TUC Cultural Manifesto for Yorkshire and the Humber launched

By agency reporter
March 17, 2018

TUC Yorkshire and the Humber has adopted a Cultural Manifesto for the region. Drawn up by the Regional TUC’s Creative and Leisure Industries Committee, the manifesto puts forward distinct policies for local and regional decision makers as well as measures for employers and engagers of creative and leisure industries sector workers to adopt as basic employment practice.

TUC Yorkshire and the Humber seeks the endorsement of the following policies by local authorities, Local Enterprise Partnerships (LEPs) and ‘metro mayors’ in the event of regional devolution. It also calls on all candidates standing for election to public office to support these policies:

  • Defend and when possible increase local authority spending on libraries, arts, heritage and culture. We call on all local authorities to commit themselves to work towards investing at least 50p per resident per week in the sector.
  • Maintain and regularly update a comprehensive arts, heritage and culture strategy for each local authority. Arts and culture must also be at the heart of regeneration.
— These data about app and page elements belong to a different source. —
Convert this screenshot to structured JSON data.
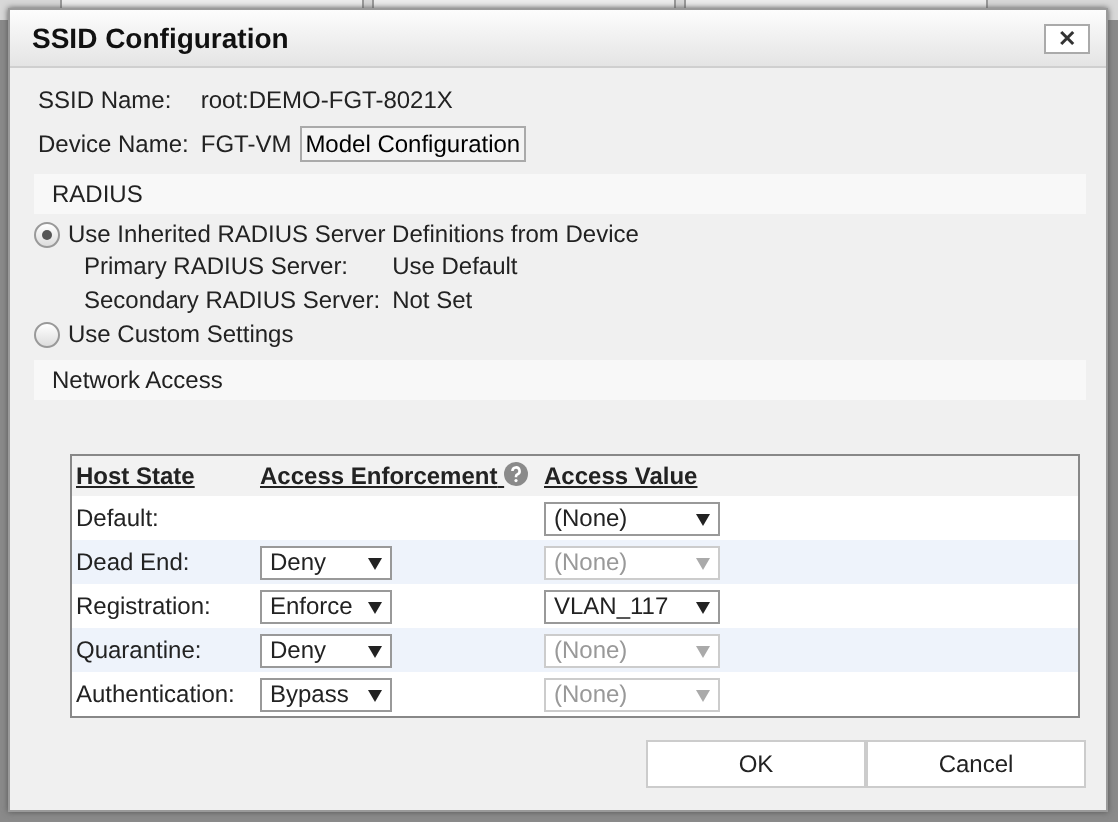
{
  "dialog": {
    "title": "SSID Configuration",
    "close": "✕"
  },
  "info": [
    {
      "label": "SSID Name:",
      "value": "root:DEMO-FGT-8021X"
    },
    {
      "label": "Device Name:",
      "value": "FGT-VM"
    }
  ],
  "model_button": "Model Configuration",
  "radius": {
    "heading": "RADIUS",
    "options": [
      {
        "label": "Use Inherited RADIUS Server Definitions from Device",
        "selected": true
      },
      {
        "label": "Use Custom Settings",
        "selected": false
      }
    ],
    "servers": [
      {
        "label": "Primary RADIUS Server:",
        "value": "Use Default"
      },
      {
        "label": "Secondary RADIUS Server:",
        "value": "Not Set"
      }
    ]
  },
  "network_access": {
    "heading": "Network Access",
    "columns": [
      "Host State",
      "Access Enforcement",
      "Access Value"
    ],
    "rows": [
      {
        "state": "Default:",
        "value": {
          "text": "(None)",
          "disabled": false
        }
      },
      {
        "state": "Dead End:",
        "enforcement": "Deny",
        "value": {
          "text": "(None)",
          "disabled": true
        }
      },
      {
        "state": "Registration:",
        "enforcement": "Enforce",
        "value": {
          "text": "VLAN_117",
          "disabled": false
        }
      },
      {
        "state": "Quarantine:",
        "enforcement": "Deny",
        "value": {
          "text": "(None)",
          "disabled": true
        }
      },
      {
        "state": "Authentication:",
        "enforcement": "Bypass",
        "value": {
          "text": "(None)",
          "disabled": true
        }
      }
    ]
  },
  "buttons": [
    "OK",
    "Cancel"
  ]
}
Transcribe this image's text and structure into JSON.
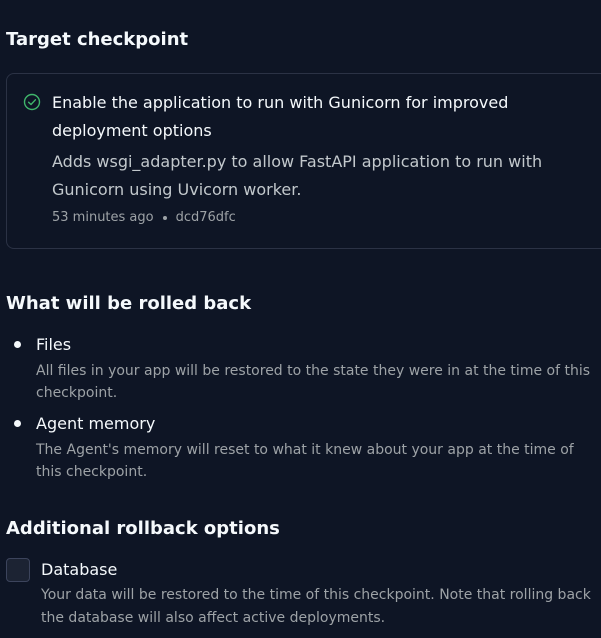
{
  "target": {
    "heading": "Target checkpoint",
    "checkpoint": {
      "title": "Enable the application to run with Gunicorn for improved deployment options",
      "description": "Adds wsgi_adapter.py to allow FastAPI application to run with Gunicorn using Uvicorn worker.",
      "time_ago": "53 minutes ago",
      "commit": "dcd76dfc",
      "icon": "check-circle-icon",
      "status_color": "#3fb56b"
    }
  },
  "rollback": {
    "heading": "What will be rolled back",
    "items": [
      {
        "title": "Files",
        "description": "All files in your app will be restored to the state they were in at the time of this checkpoint."
      },
      {
        "title": "Agent memory",
        "description": "The Agent's memory will reset to what it knew about your app at the time of this checkpoint."
      }
    ]
  },
  "additional": {
    "heading": "Additional rollback options",
    "options": [
      {
        "label": "Database",
        "checked": false,
        "description": "Your data will be restored to the time of this checkpoint. Note that rolling back the database will also affect active deployments."
      }
    ]
  },
  "colors": {
    "background": "#0e1525",
    "text_primary": "#f5f9fc",
    "text_secondary": "#9da2a6",
    "border": "#2b3245"
  }
}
In the context of the Northern Powerhouse and devolution proposals, regional co-operation between local authorities in developing arts, heritage and culture strategies is essential.
  • Encourage good employment practices in arts, heritage and cultural organisations that receive public funding. Public funding must be contingent upon all client organisations becoming accredited Living Wage employers and formally recognising the appropriate trades unions, entering into collective bargaining in good faith, adhering to applicable trade union agreements, and fully complying with health and safety legislation.
  • To ensure that wherever possible local public investment in the arts is spent locally, benefits local workers and local communities and provides for local needs and wants.
  • Improve Diversity. Local authorities need to support the creative industries’ efforts to improve the diversity of the sector’s workforce. Education authorities need to support the training of the cultural workers of the future, and in the context of the English Baccalaureate, to recognise the importance of school students being able to study creative, artistic and technical subjects at GCSE.
  • Lobby Central Government. The Government threatens public investment in the arts through cuts to local authority funding and the implementation of the English Baccalaureate. Local authorities need to continue lobbying central government for increased public investment in a thriving regional creative and leisure industries sector, and to protect and enhance arts education.
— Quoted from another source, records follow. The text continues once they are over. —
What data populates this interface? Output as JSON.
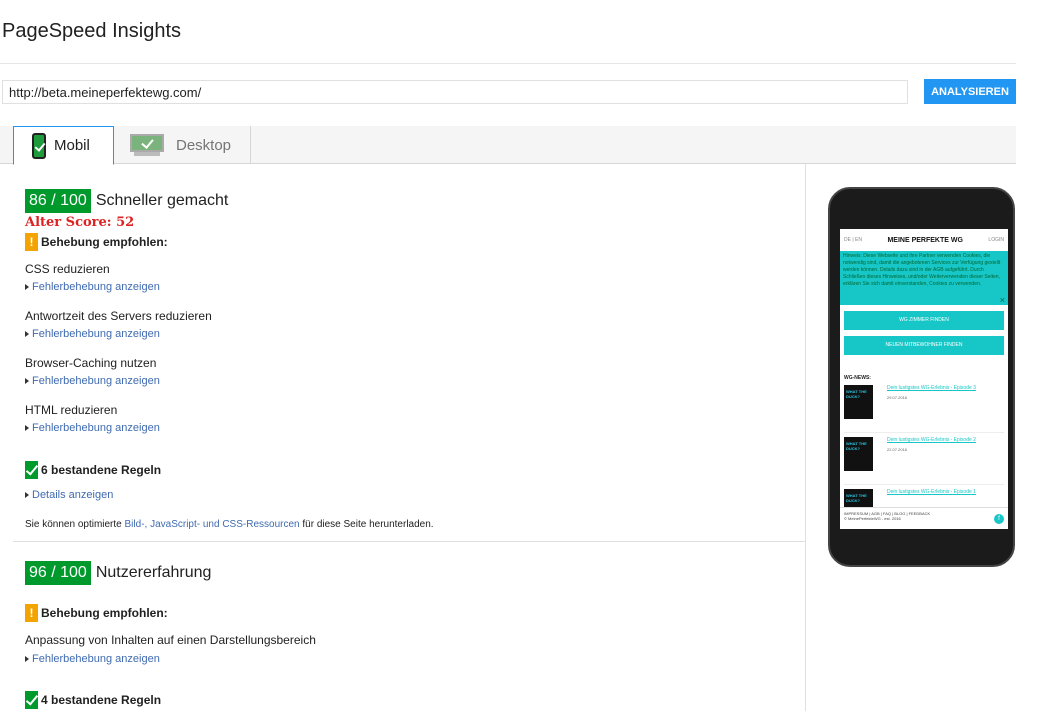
{
  "header": {
    "title": "PageSpeed Insights"
  },
  "search": {
    "url_value": "http://beta.meineperfektewg.com/",
    "analyze_label": "ANALYSIEREN"
  },
  "tabs": [
    {
      "label": "Mobil",
      "icon": "phone-icon",
      "selected": true
    },
    {
      "label": "Desktop",
      "icon": "monitor-icon",
      "selected": false
    }
  ],
  "speed": {
    "score": "86 / 100",
    "title": "Schneller gemacht",
    "old_score": "Alter Score: 52",
    "recommend_label": "Behebung empfohlen:",
    "rules": [
      {
        "title": "CSS reduzieren",
        "link": "Fehlerbehebung anzeigen"
      },
      {
        "title": "Antwortzeit des Servers reduzieren",
        "link": "Fehlerbehebung anzeigen"
      },
      {
        "title": "Browser-Caching nutzen",
        "link": "Fehlerbehebung anzeigen"
      },
      {
        "title": "HTML reduzieren",
        "link": "Fehlerbehebung anzeigen"
      }
    ],
    "passed_label": "6 bestandene Regeln",
    "details_link": "Details anzeigen",
    "note_before": "Sie können optimierte ",
    "note_link": "Bild-, JavaScript- und CSS-Ressourcen",
    "note_after": " für diese Seite herunterladen."
  },
  "ux": {
    "score": "96 / 100",
    "title": "Nutzererfahrung",
    "recommend_label": "Behebung empfohlen:",
    "rules": [
      {
        "title": "Anpassung von Inhalten auf einen Darstellungsbereich",
        "link": "Fehlerbehebung anzeigen"
      }
    ],
    "passed_label": "4 bestandene Regeln"
  },
  "preview": {
    "top_left": "DE | EN",
    "logo": "MEINE PERFEKTE WG",
    "top_right": "LOGIN",
    "cookie_text": "Hinweis: Diese Webseite und ihre Partner verwenden Cookies, die notwendig sind, damit die angebotenen Services zur Verfügung gestellt werden können. Details dazu sind in der AGB aufgeführt. Durch Schließen dieses Hinweises, und/oder Weiterverwenden dieser Seiten, erklären Sie sich damit einverstanden, Cookies zu verwenden.",
    "close": "×",
    "btn_rooms": "WG ZIMMER FINDEN",
    "btn_flatmates": "NEUEN MITBEWOHNER FINDEN",
    "news_label": "WG-NEWS:",
    "news": [
      {
        "thumb": "WHAT THE DUCK?",
        "title": "Dein lustigstes WG-Erlebnis - Episode 3",
        "date": "29.07.2016"
      },
      {
        "thumb": "WHAT THE DUCK?",
        "title": "Dein lustigstes WG-Erlebnis - Episode 2",
        "date": "22.07.2016"
      },
      {
        "thumb": "WHAT THE DUCK?",
        "title": "Dein lustigstes WG-Erlebnis - Episode 1",
        "date": ""
      }
    ],
    "footer_links": "IMPRESSUM | AGB | FAQ | BLOG | FEEDBACK",
    "footer_copy": "© MeinePerfekteWG - est. 2016",
    "fb": "f"
  },
  "colors": {
    "score_green": "#009a2c",
    "warn_orange": "#f4a400",
    "button_blue": "#2196f3",
    "alert_red": "#dd2222",
    "link_blue": "#3f6bb0"
  }
}
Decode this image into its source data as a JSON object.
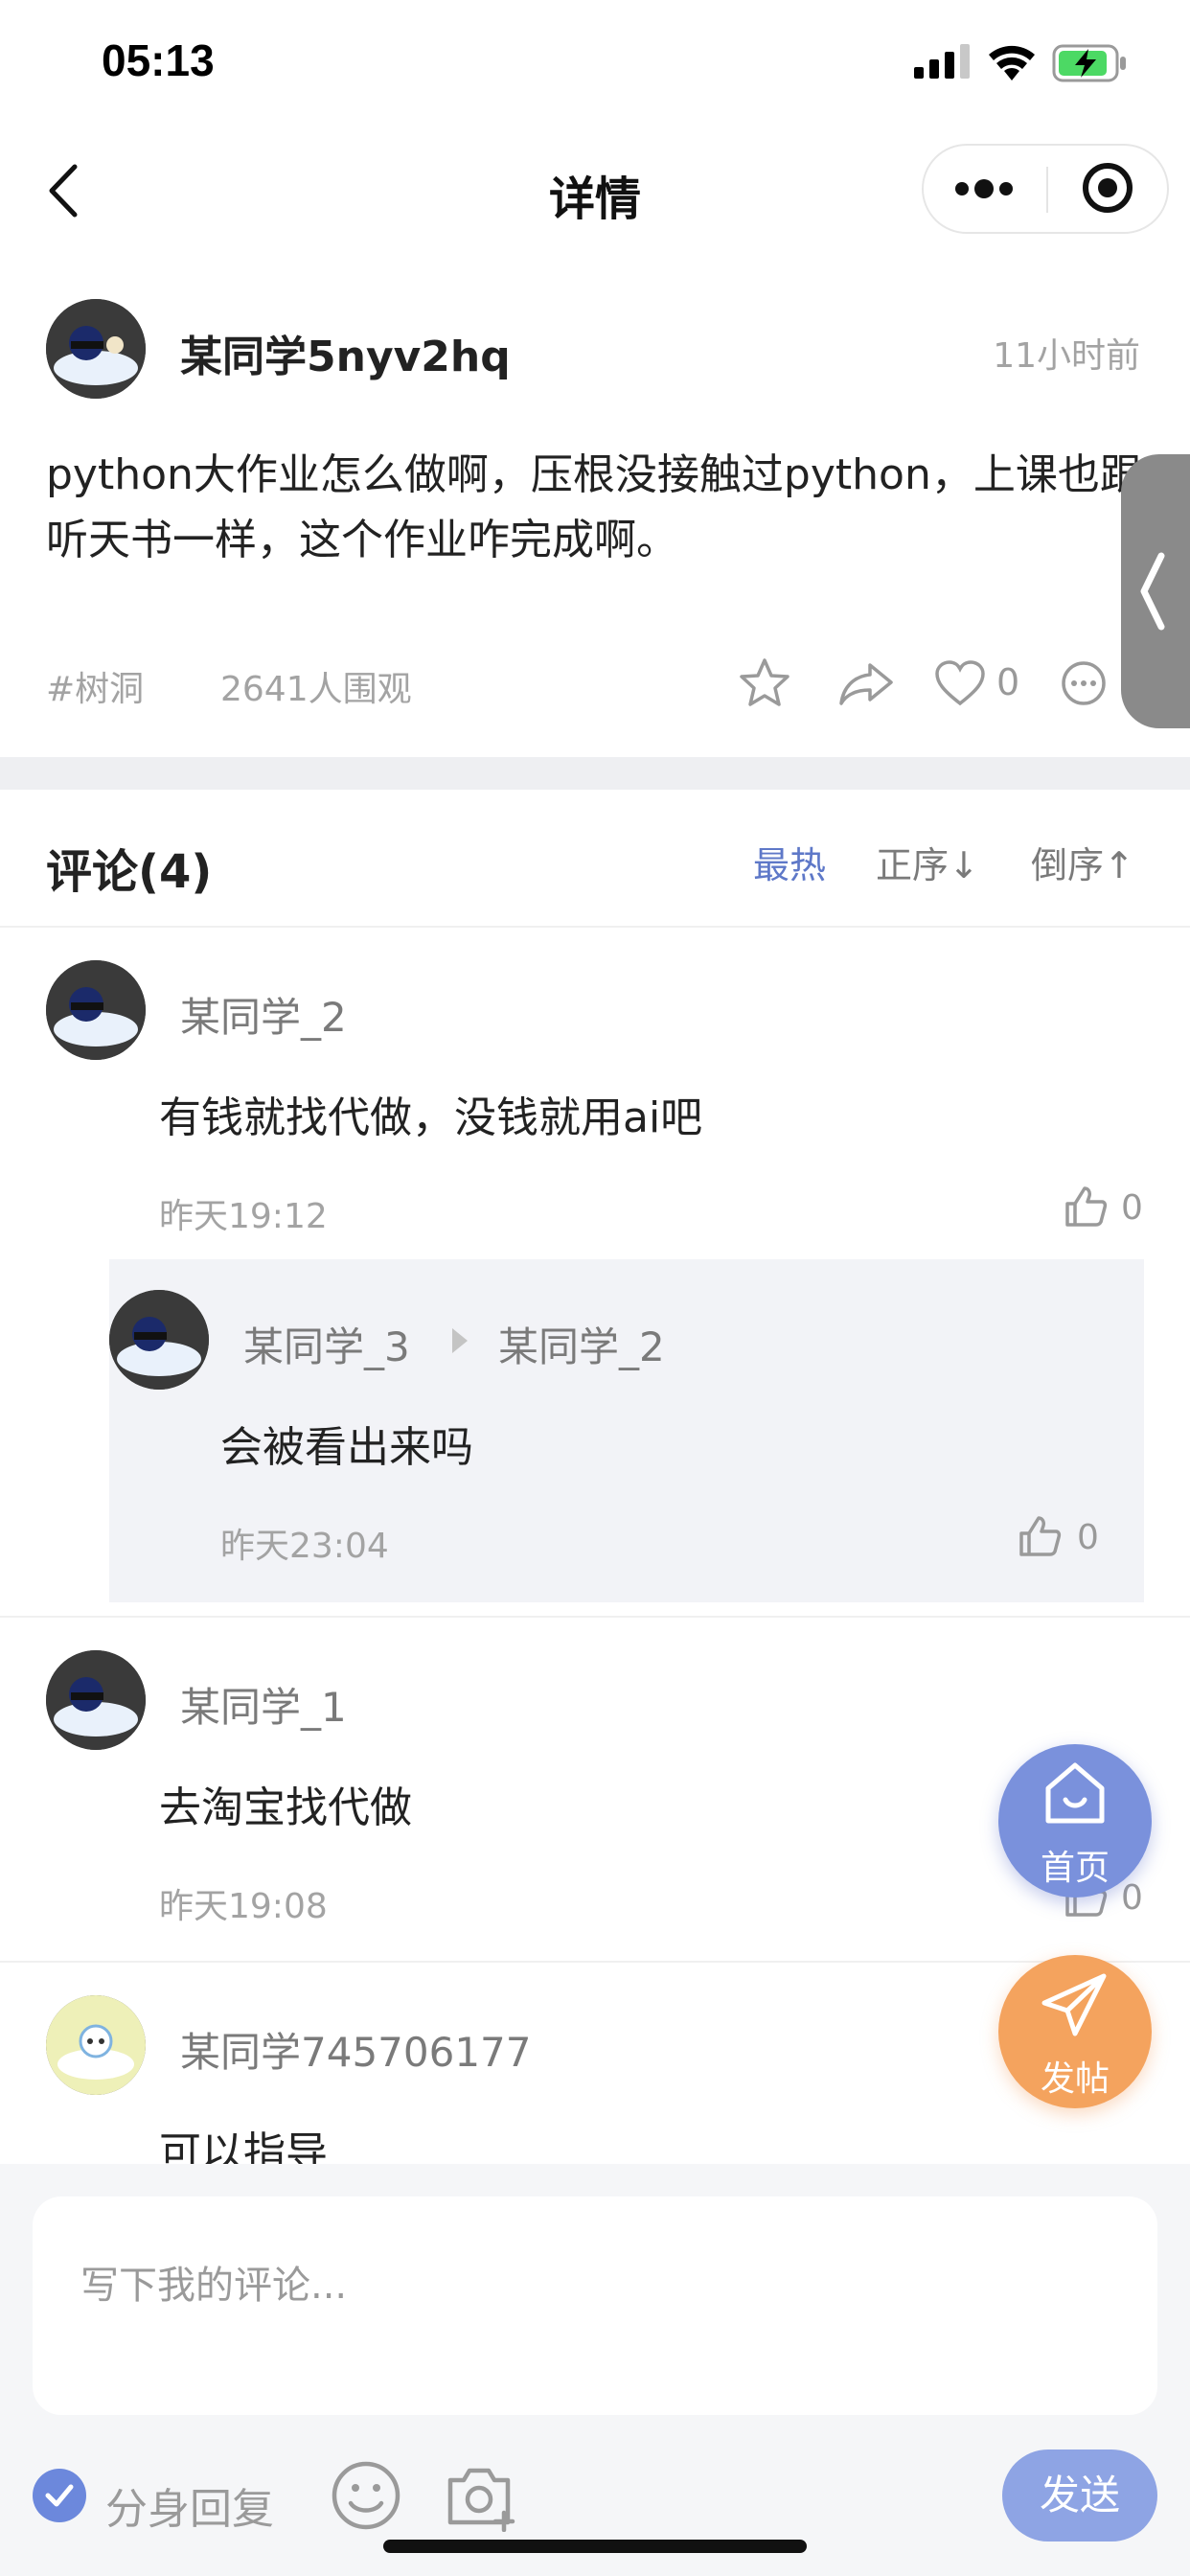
{
  "status_bar": {
    "time": "05:13"
  },
  "nav": {
    "title": "详情"
  },
  "post": {
    "author": "某同学5nyv2hq",
    "time": "11小时前",
    "body": "python大作业怎么做啊，压根没接触过python，上课也跟听天书一样，这个作业咋完成啊。",
    "tag": "#树洞",
    "views": "2641人围观",
    "likes": "0"
  },
  "comments_header": {
    "title": "评论(4)",
    "sort_hot": "最热",
    "sort_asc": "正序↓",
    "sort_desc": "倒序↑"
  },
  "comments": [
    {
      "name": "某同学_2",
      "text": "有钱就找代做，没钱就用ai吧",
      "time": "昨天19:12",
      "likes": "0",
      "reply": {
        "name": "某同学_3",
        "to": "某同学_2",
        "text": "会被看出来吗",
        "time": "昨天23:04",
        "likes": "0"
      }
    },
    {
      "name": "某同学_1",
      "text": "去淘宝找代做",
      "time": "昨天19:08",
      "likes": "0"
    },
    {
      "name": "某同学745706177",
      "text": "可以指导"
    }
  ],
  "fab": {
    "home": "首页",
    "post": "发帖"
  },
  "composer": {
    "placeholder": "写下我的评论...",
    "alias_label": "分身回复",
    "send": "发送"
  },
  "colors": {
    "accent": "#5e78c8",
    "home_fab": "#7a91dc",
    "post_fab": "#f4a35e",
    "send": "#8ea4e4"
  }
}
Regarding employment, the manifesto asserts that far too often, the creative and leisure industries are blighted by poor working conditions, pay levels less than government minima, harassment and bullying and even an expectation that professional arts practitioners should work without pay. Such practices need to be eradicated.
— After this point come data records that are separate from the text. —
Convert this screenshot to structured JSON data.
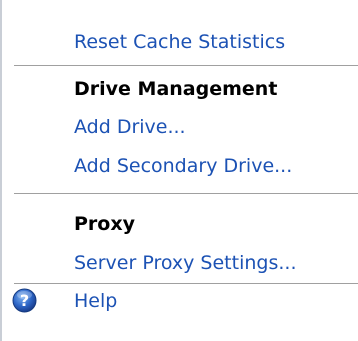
{
  "actions": {
    "reset_cache": "Reset Cache Statistics",
    "drive_management": {
      "heading": "Drive Management",
      "add_drive": "Add Drive...",
      "add_secondary_drive": "Add Secondary Drive..."
    },
    "proxy": {
      "heading": "Proxy",
      "server_proxy_settings": "Server Proxy Settings..."
    },
    "help": {
      "label": "Help",
      "icon": "help-icon"
    }
  },
  "colors": {
    "link": "#1c52b4",
    "heading": "#000000",
    "divider": "#a0a0a0",
    "help_icon": "#2b5fb8"
  }
}
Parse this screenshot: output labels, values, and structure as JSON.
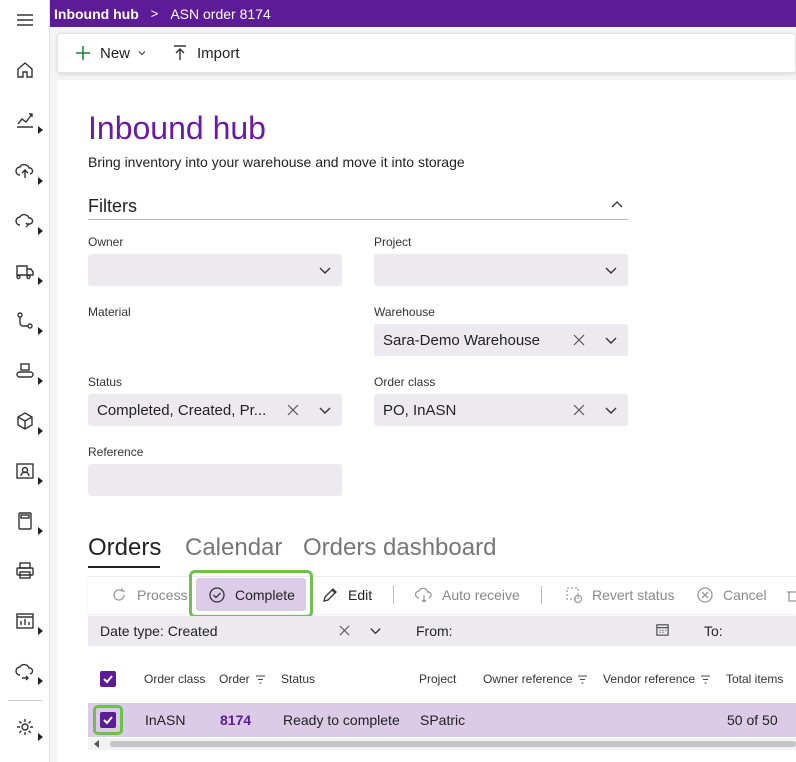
{
  "header": {
    "app_name": "Inbound hub",
    "separator": ">",
    "breadcrumb": "ASN order 8174"
  },
  "actionbar": {
    "new_label": "New",
    "import_label": "Import"
  },
  "page": {
    "title": "Inbound hub",
    "subtitle": "Bring inventory into your warehouse and move it into storage"
  },
  "filters": {
    "title": "Filters",
    "owner_label": "Owner",
    "owner_value": "",
    "project_label": "Project",
    "project_value": "",
    "material_label": "Material",
    "warehouse_label": "Warehouse",
    "warehouse_value": "Sara-Demo Warehouse",
    "status_label": "Status",
    "status_value": "Completed, Created, Pr...",
    "order_class_label": "Order class",
    "order_class_value": "PO, InASN",
    "reference_label": "Reference",
    "reference_value": ""
  },
  "tabs": {
    "orders": "Orders",
    "calendar": "Calendar",
    "dashboard": "Orders dashboard"
  },
  "grid_toolbar": {
    "process": "Process",
    "complete": "Complete",
    "edit": "Edit",
    "auto_receive": "Auto receive",
    "revert_status": "Revert status",
    "cancel": "Cancel"
  },
  "datebar": {
    "date_type": "Date type: Created",
    "from": "From:",
    "to": "To:"
  },
  "table": {
    "columns": {
      "order_class": "Order class",
      "order": "Order",
      "status": "Status",
      "project": "Project",
      "owner_reference": "Owner reference",
      "vendor_reference": "Vendor reference",
      "total_items": "Total items"
    },
    "rows": [
      {
        "order_class": "InASN",
        "order": "8174",
        "status": "Ready to complete",
        "project": "SPatric",
        "total_items": "50 of 50"
      }
    ]
  },
  "colors": {
    "brand": "#5d1c97",
    "title": "#6a1ba3",
    "highlight": "#6cc24a",
    "selected_row": "#dbcbe6"
  }
}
The manifesto highlights the disparity of DCMS and Arts Council England funding at £69 per head for Londoners and £4.58 per head for the rest of England and demands that this is redressed. The manifesto identifies free movement, copyright protection, workers’ rights, the rights of EU citizens in the UK, and arts funding as key issues for the creative and leisure industries arising from Brexit. The manifesto also calls for all funding opportunities to be promoted to and accessible to grassroots organisations.   

* Read the Manifesto here

* TUC https://www.tuc.org.uk/

[Ekk/6]

Although the views expressed in this article do not necessarily represent the views of Ekklesia, the article may reflect Ekklesia's values. If you use Ekklesia's news briefings please consider making a donation to sponsor Ekklesia's work here.